This whole Biogenesis thing, a waste to MLB. If the government wants to crack down on it, let them, but none of the players on whatever list there is should be punished whether anything comes back positive or not. This “problem” will never go way. Chemists will continue to find better ways to get their concoctions through drug-testing procedures and MLB will continue to find a way to ban them. It has now become the circle of life. Everything about enhancing performance is weird, and once again, it all started with the Bush administration when they put Schwarzenegger, and admitted steroid and PED-user, in front of children and told him he wanted to see them get fit, faster and stronger. I’m 30-years-old now, and that all started when I was seven. How many current and former-MLB stars saw the same things I did, and were encouraged by the same people/person that getting stronger and faster was the way to go? Probably a lot more than you would think.

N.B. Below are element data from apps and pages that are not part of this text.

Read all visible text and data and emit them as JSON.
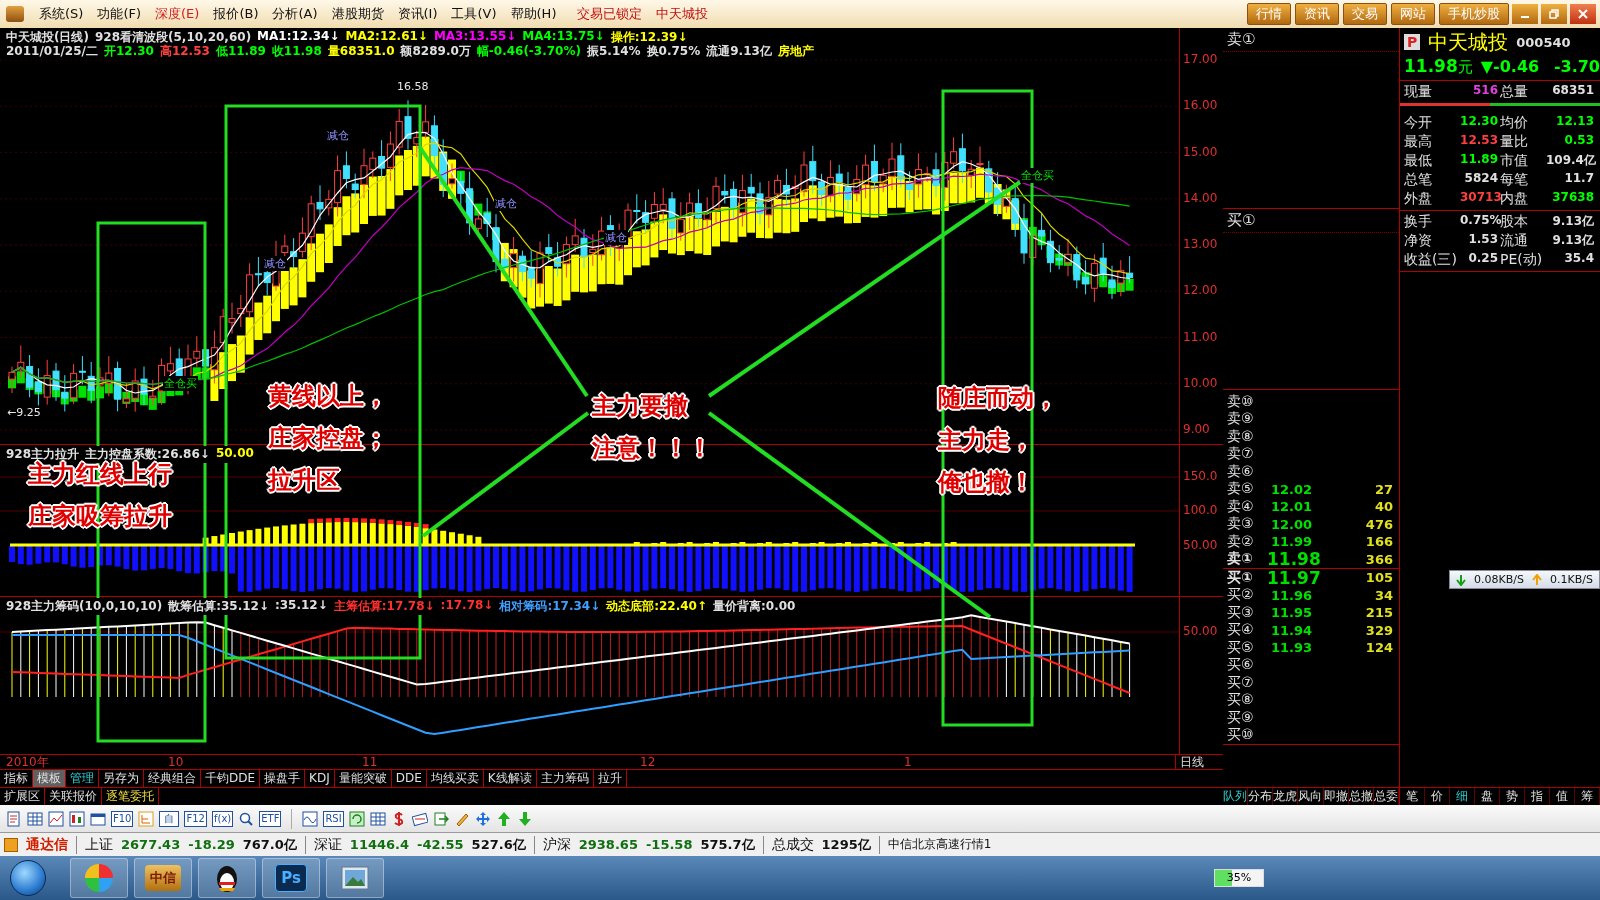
{
  "menu_bar": {
    "items": [
      {
        "label": "系统(S)",
        "selected": false
      },
      {
        "label": "功能(F)",
        "selected": false
      },
      {
        "label": "深度(E)",
        "selected": true
      },
      {
        "label": "报价(B)",
        "selected": false
      },
      {
        "label": "分析(A)",
        "selected": false
      },
      {
        "label": "港股期货",
        "selected": false
      },
      {
        "label": "资讯(I)",
        "selected": false
      },
      {
        "label": "工具(V)",
        "selected": false
      },
      {
        "label": "帮助(H)",
        "selected": false
      }
    ],
    "status_text": "交易已锁定",
    "stock_name": "中天城投",
    "buttons": [
      "行情",
      "资讯",
      "交易",
      "网站",
      "手机炒股"
    ]
  },
  "price_chart": {
    "legend_1": [
      {
        "text": "中天城投(日线)",
        "color": "#e0e0e0"
      },
      {
        "text": "928看清波段(5,10,20,60)",
        "color": "#e0e0e0"
      },
      {
        "text": "MA1:12.34↓",
        "color": "#ffffff"
      },
      {
        "text": "MA2:12.61↓",
        "color": "#ffff00"
      },
      {
        "text": "MA3:13.55↓",
        "color": "#ff00ff"
      },
      {
        "text": "MA4:13.75↓",
        "color": "#00ff00"
      },
      {
        "text": "操作:12.39↓",
        "color": "#ffff00"
      }
    ],
    "legend_2": [
      {
        "text": "2011/01/25/二",
        "color": "#e0e0e0"
      },
      {
        "text": "开12.30",
        "color": "#00ff00"
      },
      {
        "text": "高12.53",
        "color": "#ff4040"
      },
      {
        "text": "低11.89",
        "color": "#00ff00"
      },
      {
        "text": "收11.98",
        "color": "#00ff00"
      },
      {
        "text": "量68351.0",
        "color": "#ffff00"
      },
      {
        "text": "额8289.0万",
        "color": "#e0e0e0"
      },
      {
        "text": "幅-0.46(-3.70%)",
        "color": "#00ff00"
      },
      {
        "text": "振5.14%",
        "color": "#e0e0e0"
      },
      {
        "text": "换0.75%",
        "color": "#e0e0e0"
      },
      {
        "text": "流通9.13亿",
        "color": "#e0e0e0"
      },
      {
        "text": "房地产",
        "color": "#ffff00"
      }
    ],
    "signals": [
      {
        "text": "16.58",
        "kind": "price"
      },
      {
        "text": "减仓",
        "kind": "sell"
      },
      {
        "text": "减仓",
        "kind": "sell"
      },
      {
        "text": "全仓买",
        "kind": "buy"
      },
      {
        "text": "←9.25",
        "kind": "price"
      },
      {
        "text": "减仓",
        "kind": "sell"
      },
      {
        "text": "全仓买",
        "kind": "buy"
      },
      {
        "text": "减仓",
        "kind": "sell"
      }
    ],
    "yticks": [
      "17.00",
      "16.00",
      "15.00",
      "14.00",
      "13.00",
      "12.00",
      "11.00",
      "10.00",
      "9.00"
    ]
  },
  "indicator_1": {
    "legend": [
      {
        "text": "928主力拉升",
        "color": "#e0e0e0"
      },
      {
        "text": "主力控盘系数:26.86↓",
        "color": "#e0e0e0"
      },
      {
        "text": "50.00",
        "color": "#ffff00"
      }
    ],
    "yticks": [
      "150.0",
      "100.0",
      "50.00"
    ]
  },
  "indicator_2": {
    "legend": [
      {
        "text": "928主力筹码(10,0,10,10)",
        "color": "#e0e0e0"
      },
      {
        "text": "散筹估算:35.12↓",
        "color": "#e0e0e0"
      },
      {
        "text": ":35.12↓",
        "color": "#e0e0e0"
      },
      {
        "text": "主筹估算:17.78↓",
        "color": "#ff3030"
      },
      {
        "text": ":17.78↓",
        "color": "#ff3030"
      },
      {
        "text": "相对筹码:17.34↓",
        "color": "#3fa0ff"
      },
      {
        "text": "动态底部:22.40↑",
        "color": "#ffff00"
      },
      {
        "text": "量价背离:0.00",
        "color": "#e0e0e0"
      }
    ],
    "yticks": [
      "50.00"
    ]
  },
  "date_axis": {
    "labels": [
      "2010年",
      "10",
      "11",
      "12",
      "1"
    ],
    "period": "日线"
  },
  "annotations": [
    {
      "text": "主力红线上行"
    },
    {
      "text": "庄家吸筹拉升"
    },
    {
      "text": "黄线以上，"
    },
    {
      "text": "庄家控盘；"
    },
    {
      "text": "拉升区"
    },
    {
      "text": "主力要撤"
    },
    {
      "text": "注意！！！"
    },
    {
      "text": "随庄而动，"
    },
    {
      "text": "主力走，"
    },
    {
      "text": "俺也撤！"
    }
  ],
  "formula_tabs": [
    {
      "label": "指标",
      "selected": false,
      "accent": false
    },
    {
      "label": "模板",
      "selected": true,
      "accent": false
    },
    {
      "label": "管理",
      "selected": false,
      "accent": true
    },
    {
      "label": "另存为",
      "selected": false,
      "accent": false
    },
    {
      "label": "经典组合",
      "selected": false,
      "accent": false
    },
    {
      "label": "千钧DDE",
      "selected": false,
      "accent": false
    },
    {
      "label": "操盘手",
      "selected": false,
      "accent": false
    },
    {
      "label": "KDJ",
      "selected": false,
      "accent": false
    },
    {
      "label": "量能突破",
      "selected": false,
      "accent": false
    },
    {
      "label": "DDE",
      "selected": false,
      "accent": false
    },
    {
      "label": "均线买卖",
      "selected": false,
      "accent": false
    },
    {
      "label": "K线解读",
      "selected": false,
      "accent": false
    },
    {
      "label": "主力筹码",
      "selected": false,
      "accent": false
    },
    {
      "label": "拉升",
      "selected": false,
      "accent": false
    }
  ],
  "extra_tabs": [
    {
      "label": "扩展区",
      "accent": false
    },
    {
      "label": "关联报价",
      "accent": false
    },
    {
      "label": "逐笔委托",
      "accent": true
    }
  ],
  "order_book": {
    "minute_sell": "卖①",
    "minute_buy": "买①",
    "levels": [
      {
        "label": "卖⑩",
        "best": false
      },
      {
        "label": "卖⑨",
        "best": false
      },
      {
        "label": "卖⑧",
        "best": false
      },
      {
        "label": "卖⑦",
        "best": false
      },
      {
        "label": "卖⑥",
        "best": false
      },
      {
        "label": "卖⑤",
        "price": "12.02",
        "volume": "27",
        "best": false
      },
      {
        "label": "卖④",
        "price": "12.01",
        "volume": "40",
        "best": false
      },
      {
        "label": "卖③",
        "price": "12.00",
        "volume": "476",
        "best": false
      },
      {
        "label": "卖②",
        "price": "11.99",
        "volume": "166",
        "best": false
      },
      {
        "label": "卖①",
        "price": "11.98",
        "volume": "366",
        "best": true
      },
      {
        "label": "买①",
        "price": "11.97",
        "volume": "105",
        "best": true
      },
      {
        "label": "买②",
        "price": "11.96",
        "volume": "34",
        "best": false
      },
      {
        "label": "买③",
        "price": "11.95",
        "volume": "215",
        "best": false
      },
      {
        "label": "买④",
        "price": "11.94",
        "volume": "329",
        "best": false
      },
      {
        "label": "买⑤",
        "price": "11.93",
        "volume": "124",
        "best": false
      },
      {
        "label": "买⑥",
        "best": false
      },
      {
        "label": "买⑦",
        "best": false
      },
      {
        "label": "买⑧",
        "best": false
      },
      {
        "label": "买⑨",
        "best": false
      },
      {
        "label": "买⑩",
        "best": false
      }
    ],
    "tabs": [
      {
        "label": "队列",
        "selected": true
      },
      {
        "label": "分布",
        "selected": false
      },
      {
        "label": "龙虎",
        "selected": false
      },
      {
        "label": "风向",
        "selected": false
      },
      {
        "label": "即撤",
        "selected": false
      },
      {
        "label": "总撤",
        "selected": false
      },
      {
        "label": "总委",
        "selected": false
      }
    ]
  },
  "quote": {
    "badge": "P",
    "name": "中天城投",
    "code": "000540",
    "price": "11.98",
    "unit": "元",
    "change": "▼-0.46",
    "change_pct": "-3.70",
    "volume_row": [
      {
        "label": "现量",
        "value": "516",
        "color": "#e040e0"
      },
      {
        "label": "总量",
        "value": "68351",
        "color": "#e0e0e0"
      }
    ],
    "buy_sell_bar": {
      "level": 0.45
    },
    "stats": [
      {
        "label": "今开",
        "value": "12.30",
        "color": "#00ff00"
      },
      {
        "label": "均价",
        "value": "12.13",
        "color": "#00ff00"
      },
      {
        "label": "最高",
        "value": "12.53",
        "color": "#ff4040"
      },
      {
        "label": "量比",
        "value": "0.53",
        "color": "#00ff00"
      },
      {
        "label": "最低",
        "value": "11.89",
        "color": "#00ff00"
      },
      {
        "label": "市值",
        "value": "109.4亿",
        "color": "#e0e0e0"
      },
      {
        "label": "总笔",
        "value": "5824",
        "color": "#e0e0e0"
      },
      {
        "label": "每笔",
        "value": "11.7",
        "color": "#e0e0e0"
      },
      {
        "label": "外盘",
        "value": "30713",
        "color": "#ff4040"
      },
      {
        "label": "内盘",
        "value": "37638",
        "color": "#00ff00"
      }
    ],
    "stats_2": [
      {
        "label": "换手",
        "value": "0.75%"
      },
      {
        "label": "股本",
        "value": "9.13亿"
      },
      {
        "label": "净资",
        "value": "1.53"
      },
      {
        "label": "流通",
        "value": "9.13亿"
      },
      {
        "label": "收益(三)",
        "value": "0.25"
      },
      {
        "label": "PE(动)",
        "value": "35.4"
      }
    ],
    "net_speed": {
      "down": "0.08KB/S",
      "up": "0.1KB/S"
    },
    "tabs": [
      {
        "label": "笔",
        "selected": false
      },
      {
        "label": "价",
        "selected": false
      },
      {
        "label": "细",
        "selected": true
      },
      {
        "label": "盘",
        "selected": false
      },
      {
        "label": "势",
        "selected": false
      },
      {
        "label": "指",
        "selected": false
      },
      {
        "label": "值",
        "selected": false
      },
      {
        "label": "筹",
        "selected": false
      }
    ]
  },
  "toolbar": [
    {
      "kind": "doc"
    },
    {
      "kind": "grid"
    },
    {
      "kind": "line"
    },
    {
      "kind": "candle"
    },
    {
      "kind": "window"
    },
    {
      "kind": "text",
      "text": "F10"
    },
    {
      "kind": "tree"
    },
    {
      "kind": "text",
      "text": "自"
    },
    {
      "kind": "text",
      "text": "F12"
    },
    {
      "kind": "text",
      "text": "f(x)"
    },
    {
      "kind": "search"
    },
    {
      "kind": "text",
      "text": "ETF"
    },
    {
      "kind": "separator"
    },
    {
      "kind": "wave"
    },
    {
      "kind": "text",
      "text": "RSI"
    },
    {
      "kind": "refresh"
    },
    {
      "kind": "grid"
    },
    {
      "kind": "dollar"
    },
    {
      "kind": "card"
    },
    {
      "kind": "exit"
    },
    {
      "kind": "pencil"
    },
    {
      "kind": "move"
    },
    {
      "kind": "up"
    },
    {
      "kind": "down"
    }
  ],
  "status_bar": {
    "brand": "通达信",
    "indices": [
      {
        "name": "上证",
        "value": "2677.43",
        "change": "-18.29",
        "amount": "767.0亿"
      },
      {
        "name": "深证",
        "value": "11446.4",
        "change": "-42.55",
        "amount": "527.6亿"
      },
      {
        "name": "沪深",
        "value": "2938.65",
        "change": "-15.58",
        "amount": "575.7亿"
      }
    ],
    "total_label": "总成交",
    "total": "1295亿",
    "server": "中信北京高速行情1"
  },
  "taskbar": {
    "apps": [
      {
        "kind": "pinwheel"
      },
      {
        "kind": "label",
        "text": "中信"
      },
      {
        "kind": "penguin"
      },
      {
        "kind": "label",
        "text": "Ps"
      },
      {
        "kind": "photo"
      }
    ],
    "gauge": "35%"
  }
}
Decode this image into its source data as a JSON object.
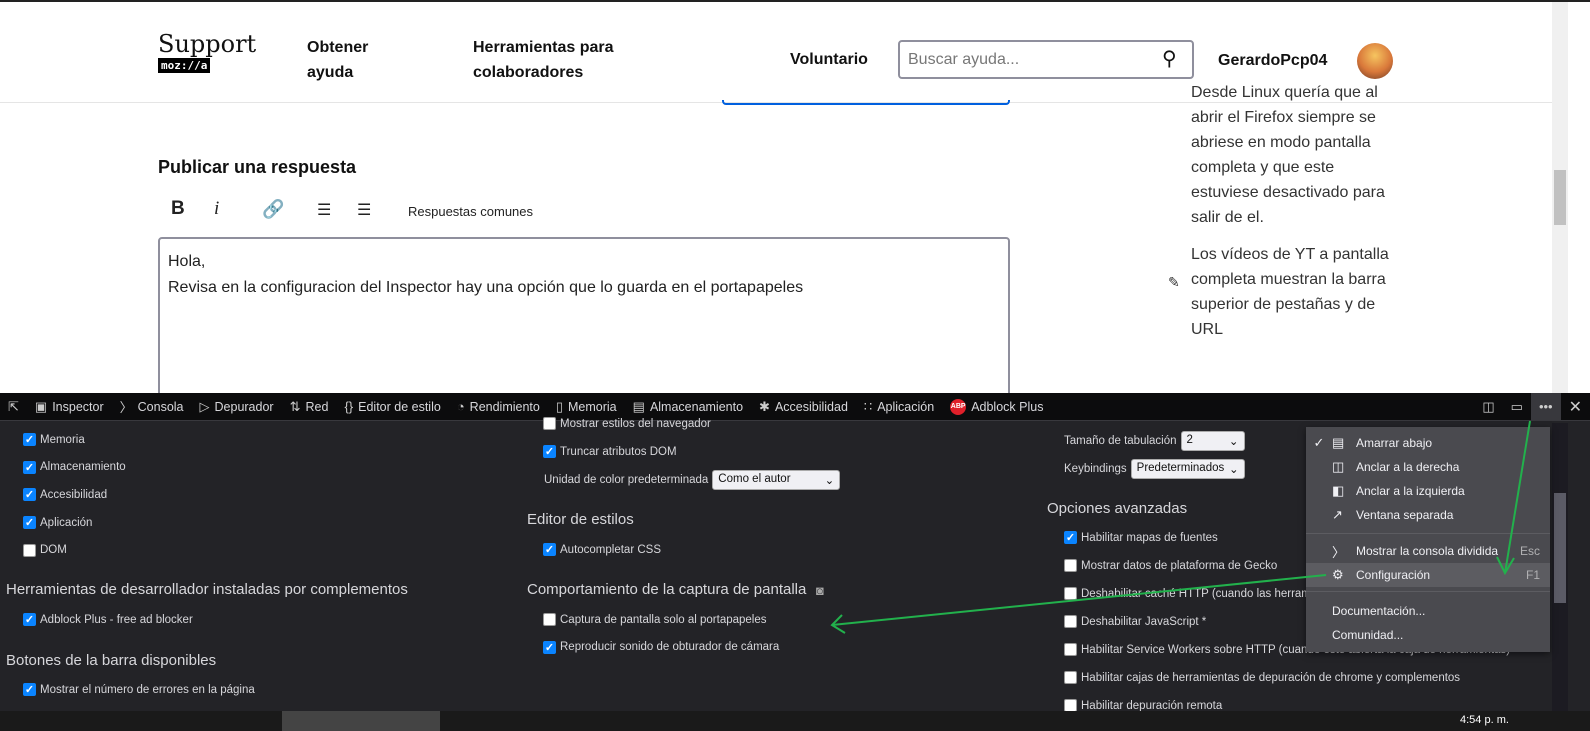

I guess in the long run that’s the one thing that is truly frightening in all of this, the impact on the kids and future generations to come. I’m not encouraging PED use; I just don’t care about it. People are going to do what they want and pay the consequences in the end. MLB needs to finally take responsibility for allowing this to happen as they were clearly just as encouraging and stop trying to make themselves look like saints by finally trying to stop it. And as for the government’s involvement in this? Clearly they were the problem from the start and have no reason to be involved in anything other than having the President throw out the ceremonial first pitch.